Asus's EeePC was the first to arrive in the UK and has been aggressively marketed by RM plc (traditionally a Microsoft supplier). The EeePC sold out within days of its launch. RM's projected sales for the EeePC are 250,000 units in 2008.
At the Education Show this year British supplier Elonex will launch their 'Elonex One' sub-notebook. A Linux-based device that will retail for less than £100.
Eighteen months ago it would be unthinkable to make the prediction that by 2013 Linux would supplant Windows as the operating system of choice for most school children. We're now beginning to think the unthinkable.
What the new notebooks have in common
- The sub-notebooks are small. Typically they have a 7" screen and weigh under a kilo.
- They use 2 watts to 6 watts of power, have no hard disk or CDROM.
- They have 2-8 GB of solid-state storage and all run Linux as their principle operating system.
- Costs ranges from sub-£100 to around £200.
- They are very robust products aimed squarely at the 'school bag' but most will also work with the keyboards, mice and monitors already at use in schools.
The leading contenders
The One Laptop per Child Project (laptop.org) has the wireless X0-1, is aimed at emerging markets, currently costs less than $200 and runs a version of Red Hat's Fedora Linux.

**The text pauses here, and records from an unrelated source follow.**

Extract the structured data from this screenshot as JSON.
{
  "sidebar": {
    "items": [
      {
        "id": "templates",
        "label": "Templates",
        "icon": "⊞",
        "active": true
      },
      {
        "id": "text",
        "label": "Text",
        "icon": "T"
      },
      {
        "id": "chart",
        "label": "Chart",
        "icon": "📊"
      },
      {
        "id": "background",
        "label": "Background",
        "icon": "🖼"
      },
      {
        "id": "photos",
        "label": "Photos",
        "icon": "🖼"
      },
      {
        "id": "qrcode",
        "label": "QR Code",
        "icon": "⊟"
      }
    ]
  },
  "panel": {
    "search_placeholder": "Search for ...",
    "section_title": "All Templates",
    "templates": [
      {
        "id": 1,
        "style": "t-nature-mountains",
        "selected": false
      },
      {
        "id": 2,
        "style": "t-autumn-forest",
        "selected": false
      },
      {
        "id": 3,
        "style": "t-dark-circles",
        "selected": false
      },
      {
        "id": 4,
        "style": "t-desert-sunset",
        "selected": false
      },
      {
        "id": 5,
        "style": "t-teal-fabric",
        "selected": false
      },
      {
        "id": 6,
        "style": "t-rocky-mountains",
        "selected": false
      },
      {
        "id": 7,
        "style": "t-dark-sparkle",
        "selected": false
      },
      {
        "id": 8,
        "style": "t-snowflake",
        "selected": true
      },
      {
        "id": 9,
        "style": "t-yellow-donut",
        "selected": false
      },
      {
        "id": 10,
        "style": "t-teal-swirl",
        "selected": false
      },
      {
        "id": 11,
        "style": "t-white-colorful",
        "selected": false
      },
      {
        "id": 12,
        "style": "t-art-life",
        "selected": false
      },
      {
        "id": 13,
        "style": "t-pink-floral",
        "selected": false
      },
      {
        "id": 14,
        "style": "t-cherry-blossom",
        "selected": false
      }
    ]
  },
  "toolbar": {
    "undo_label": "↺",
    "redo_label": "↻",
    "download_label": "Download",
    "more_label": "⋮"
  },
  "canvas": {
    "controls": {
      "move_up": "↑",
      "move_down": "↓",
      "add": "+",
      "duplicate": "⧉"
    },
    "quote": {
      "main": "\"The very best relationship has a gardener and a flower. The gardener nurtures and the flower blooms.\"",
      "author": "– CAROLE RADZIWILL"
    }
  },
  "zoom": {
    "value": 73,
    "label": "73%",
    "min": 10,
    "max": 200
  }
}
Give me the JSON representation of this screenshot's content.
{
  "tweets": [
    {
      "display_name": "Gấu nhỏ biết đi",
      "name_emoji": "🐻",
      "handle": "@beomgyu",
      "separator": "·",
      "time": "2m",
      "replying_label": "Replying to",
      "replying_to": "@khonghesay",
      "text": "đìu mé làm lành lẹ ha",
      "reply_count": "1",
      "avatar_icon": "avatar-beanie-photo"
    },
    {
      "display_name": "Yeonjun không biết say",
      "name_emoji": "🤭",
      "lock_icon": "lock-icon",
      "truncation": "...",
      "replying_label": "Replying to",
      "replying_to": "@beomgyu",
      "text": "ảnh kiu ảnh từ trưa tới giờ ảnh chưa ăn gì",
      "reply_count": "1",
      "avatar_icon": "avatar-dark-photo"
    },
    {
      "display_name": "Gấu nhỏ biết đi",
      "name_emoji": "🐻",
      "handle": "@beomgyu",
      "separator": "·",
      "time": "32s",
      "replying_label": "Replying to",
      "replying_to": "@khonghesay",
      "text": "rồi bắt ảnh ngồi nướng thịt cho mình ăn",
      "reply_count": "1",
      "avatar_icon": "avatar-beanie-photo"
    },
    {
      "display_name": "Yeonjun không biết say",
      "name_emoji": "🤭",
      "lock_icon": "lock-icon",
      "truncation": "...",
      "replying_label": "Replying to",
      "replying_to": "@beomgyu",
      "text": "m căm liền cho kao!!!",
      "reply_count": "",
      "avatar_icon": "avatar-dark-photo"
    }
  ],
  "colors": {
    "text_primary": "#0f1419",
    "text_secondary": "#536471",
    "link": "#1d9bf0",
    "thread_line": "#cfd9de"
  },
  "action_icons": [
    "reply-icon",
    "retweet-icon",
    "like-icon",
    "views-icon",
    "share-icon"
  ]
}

Intel's Classmate offers two versions of Linux operating systems both using the Red Hat package manager. They also have a Windows XP version.
Asus' EeePC supplied to schools by RM costs less than £170 to educational buyers and uses a Debian-based Linux operating system.
Britains' Elonex's 'Elonex-One' and Canada's InkMedia products have emerged very recently, having detachable keyboards, costing less than £100 and again using a Debian-derived Linux operating systems.
These products are popular because of their size, their cost and the range of software that they come with. The fact that they run Linux and come with free, open source applications is largely unnoticed by the users.
Why Linux and not Windows?
Windows XP Home can run on devices like the EeePc and the Classmate but it is not officially supported by Microsoft and thus obsolete.
Worse still, RM plc is selling their Windows XP Home version of the EeePC to school for 50% more than the Linux version. A £269 notebook will do nothing for school children. Proprietary lock-in tactics so successful in monopolising the desktop, have less effect on a new generation plugged into Web 2.0 and SaaS technologies.
Windows Vista will never be able to run on this new breed of personal computer. Even Becta, the government's quango overseeing the use of ICT by schools, admits Vista is too hungry for power and resources for use by most schools. Microsoft, it appears, simply does not have an operating system ready to fit the new niche. Windows CE is dead and the Pocket PC won't scale up.
Convergence technologies based on Linux are now everywhere - smart phones, set-top boxes, PDAs, satellite navigators, digital photo frames. Any concerns that such devices would be unacceptable to users because they don't run Windows are unfounded. Quite the opposite.
Some go as far as argue that Microsoft has tacitly admitted defeat in as much as they have signed a patent protection agreement with the Linux distributions used by the Classmate (Novell) and the EeePC (Xandros).
Children need access to technology that is affordable, robust and able to bridge the digital divide between rich and poor. This new generation of computers offers just that. Open Source software has made it possible to provide every child with access to the Internet, high quality office software and to a wide range of graphics and music software. As schools adapt to a new reality - one laptop per child – the only viable, supportable, affordable option is low cost, highly portable laptops running Linux not Windows.